Research that increases our understanding of the specific characteristics of cancer is continuing to promote advances in cancer treatment. These advances are being made across all five pillars of cancer care: surgery, radiation, cytotoxic chemotherapy, molecularly targeted therapy, and immunotherapy. 

Clinical trials are an important part of cancer research translating its advances into clinical practice. It is estimated that the proportion of people with cancer who participate in a clinical trial varies by age: it is about 60% among children younger than 15; <2% among adolescents and young adults (ages 15 to 39); and <5% among adults older than 39.

Despite the huge progress, cancer is still a leading cause of morbidity and mortality around the world, accounting for about 16 percent
of deaths worldwide. 

One of the current challenges is that progress against cancer has not been uniform for all cancer types or for all stages of cancer. For example, the overall 5-year relative survival rates of 90 percent for women with breast cancer and 98 percent for men with prostate cancer stand in stark contrast to the overall 5-year relative survival rates of 18 percent for people with liver cancer and 19 percent for those with lung cancer. Another challenge posed by the growing population of cancer survivors is that most of these people have poorer health and quality of life than other individuals of a similar age. For example, one study found that individuals who have been successfully treated for childhood cancer have experienced an average of 17 chronic health conditions by age 50, five of which were serious or disabling, life-threatening, or fatal. In comparison, individuals in the general population have experienced an average of 9 chronic health conditions by the same age, only two of which are serious or disabling, life-threatening, or fatal.

Looking into the future, the following technologies have been identified that advance cancer science and help shape the future of patient care: 

  • Single-cell technologies that help researchers understand the biological role of each type of cell in a tumor;
  • Gene editing that can help researchers add in a specific mutation of interest, and then study the functional outcomes of the mutation and its impact on biology, as well as use gene editing for cancer immunotherapy with CAR-T cells;
  • Liquid biopsies (using blood or another biofluid sample, rather than a traditional tissue biopsy, to identify the molecular alterations associated with a patient’s cancer) improve cancer screening, early detection, and monitoring of treatment response – in May 2019, the FDA approved the second liquid biopsy companion diagnostic test which detects PIK3CA mutations in individuals with HER2-negative, advanced or metastatic breast cancer; 
  • Big data helps achieve the full potential of canceromics research – for example, physicians may be able to match existing FDA-approved molecularly targeted therapeutics to novel cancer types, as well as identify subgroups of patients who are most or least likely to benefit from aggressive therapies;
  • Artificial intelligence could help streamline imaging and pathomorphological diagnosis, as well as potentially assist in physician’s decision-making among various treatment choices;
  • Development of rational treatment combinations of therapeutics based on the understanding of cancer initiation, progression, resistance, and/or recurrence, predominantly to address challenges of tumor resistance to initial treatments;
  • Digital health technologies are widely studied and used to enhance efficiency in clinical trials, symptoms monitoring to improve treatment outcomes, promote healthy behavior among cancer survivors, and evaluate new models of care delivery;
  • Ongoing developments in radiation therapy which has vital roles in the curative and palliative treatment of patients with many types of cancer. 
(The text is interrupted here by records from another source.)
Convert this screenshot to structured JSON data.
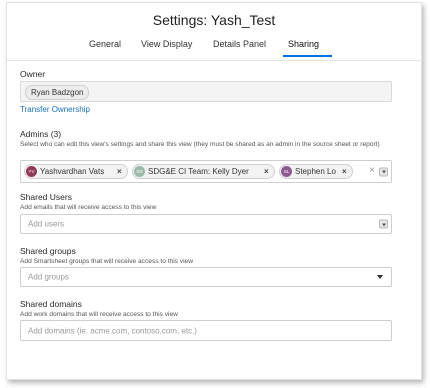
{
  "header": {
    "title": "Settings: Yash_Test"
  },
  "tabs": [
    {
      "label": "General",
      "active": false
    },
    {
      "label": "View Display",
      "active": false
    },
    {
      "label": "Details Panel",
      "active": false
    },
    {
      "label": "Sharing",
      "active": true
    }
  ],
  "owner": {
    "label": "Owner",
    "name": "Ryan Badzgon",
    "transfer_link": "Transfer Ownership"
  },
  "admins": {
    "label": "Admins (3)",
    "description": "Select who can edit this view's settings and share this view (they must be shared as an admin in the source sheet or report)",
    "people": [
      {
        "initials": "YV",
        "name": "Yashvardhan Vats",
        "avatar_color": "#8e3a59"
      },
      {
        "initials": "SD",
        "name": "SDG&E CI Team: Kelly Dyer",
        "avatar_color": "#9bb8a8"
      },
      {
        "initials": "SL",
        "name": "Stephen Lo",
        "avatar_color": "#8b5b92"
      }
    ],
    "remove_glyph": "×",
    "clear_glyph": "×"
  },
  "shared_users": {
    "label": "Shared Users",
    "description": "Add emails that will receive access to this view",
    "placeholder": "Add users"
  },
  "shared_groups": {
    "label": "Shared groups",
    "description": "Add Smartsheet groups that will receive access to this view",
    "placeholder": "Add groups"
  },
  "shared_domains": {
    "label": "Shared domains",
    "description": "Add work domains that will receive access to this view",
    "placeholder": "Add domains (ie. acme.com, contoso.com, etc.)"
  },
  "colors": {
    "accent": "#0073e6",
    "link": "#1a6fbf"
  }
}
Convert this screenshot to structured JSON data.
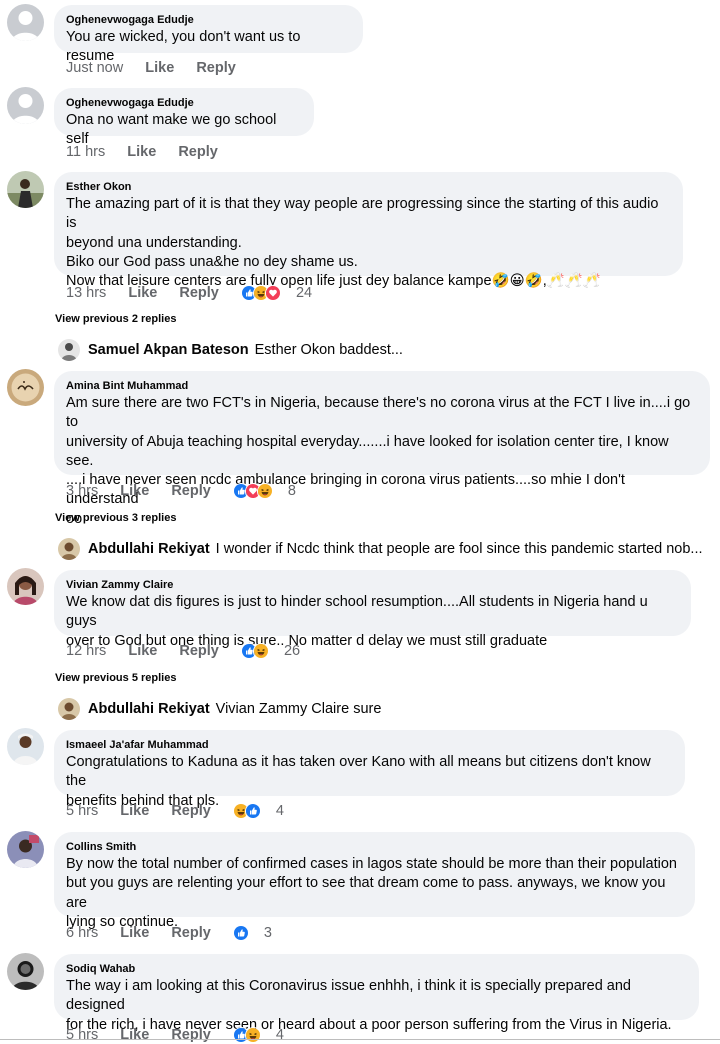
{
  "colors": {
    "bubble": "#f0f2f5",
    "meta": "#65676b",
    "like_blue": "#1877f2",
    "haha_yellow": "#f7b125",
    "love_red": "#f33e58"
  },
  "comments": [
    {
      "author": "Oghenevwogaga Edudje",
      "text": "You are wicked, you don't want us to resume",
      "time": "Just now",
      "like": "Like",
      "reply": "Reply",
      "reactions": [],
      "count": ""
    },
    {
      "author": "Oghenevwogaga Edudje",
      "text": "Ona no want make we go school self",
      "time": "11 hrs",
      "like": "Like",
      "reply": "Reply",
      "reactions": [],
      "count": ""
    },
    {
      "author": "Esther Okon",
      "text": "The amazing part of it is that they way people are progressing since the starting of this audio is\nbeyond una understanding.\nBiko our God pass una&he no dey shame us.\nNow that leisure centers are fully open life just dey balance kampe🤣😀🤣,🥂🥂🥂",
      "time": "13 hrs",
      "like": "Like",
      "reply": "Reply",
      "reactions": [
        "like-icon",
        "haha-icon",
        "love-icon"
      ],
      "count": "24"
    },
    {
      "author": "Amina Bint Muhammad",
      "text": "Am sure there are two FCT's in Nigeria, because there's no corona virus at the FCT I live in....i go to\nuniversity of Abuja teaching hospital everyday.......i have looked for isolation center tire, I know see.\n....i have never seen ncdc ambulance bringing in corona virus patients....so mhie I don't understand\noo",
      "time": "3 hrs",
      "like": "Like",
      "reply": "Reply",
      "reactions": [
        "like-icon",
        "love-icon",
        "haha-icon"
      ],
      "count": "8"
    },
    {
      "author": "Vivian Zammy Claire",
      "text": "We know dat dis figures is just to hinder school resumption....All students in Nigeria hand u guys\nover to God but one thing is sure.. No matter d delay we must still graduate",
      "time": "12 hrs",
      "like": "Like",
      "reply": "Reply",
      "reactions": [
        "like-icon",
        "haha-icon"
      ],
      "count": "26"
    },
    {
      "author": "Ismaeel Ja'afar Muhammad",
      "text": "Congratulations to Kaduna as it has taken over Kano with all means but citizens don't know the\nbenefits behind that pls.",
      "time": "5 hrs",
      "like": "Like",
      "reply": "Reply",
      "reactions": [
        "haha-icon",
        "like-icon"
      ],
      "count": "4"
    },
    {
      "author": "Collins Smith",
      "text": "By now the total number of confirmed cases in lagos state should be more than their population\nbut you guys are relenting your effort to see that dream come to pass. anyways, we know you are\nlying so continue.",
      "time": "6 hrs",
      "like": "Like",
      "reply": "Reply",
      "reactions": [
        "like-icon"
      ],
      "count": "3"
    },
    {
      "author": "Sodiq Wahab",
      "text": "The way i am looking at this Coronavirus issue enhhh, i think it is specially prepared and designed\nfor the rich, i have never seen or heard about a poor person suffering from the Virus in Nigeria.",
      "time": "5 hrs",
      "like": "Like",
      "reply": "Reply",
      "reactions": [
        "like-icon",
        "haha-icon"
      ],
      "count": "4"
    }
  ],
  "threads": [
    {
      "view_previous": "View previous 2 replies",
      "reply_author": "Samuel Akpan Bateson",
      "reply_text": "Esther Okon baddest..."
    },
    {
      "view_previous": "View previous 3 replies",
      "reply_author": "Abdullahi Rekiyat",
      "reply_text": "I wonder if Ncdc think that people are fool since this pandemic started nob..."
    },
    {
      "view_previous": "View previous 5 replies",
      "reply_author": "Abdullahi Rekiyat",
      "reply_text": "Vivian Zammy Claire sure"
    }
  ]
}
To conclude, the report states that “research is the backbone of progress against cancer because it is the driving force behind every clinical advance that improves survival and quality of life, and every new policy designed to advance public health”. 

Source: [Internet].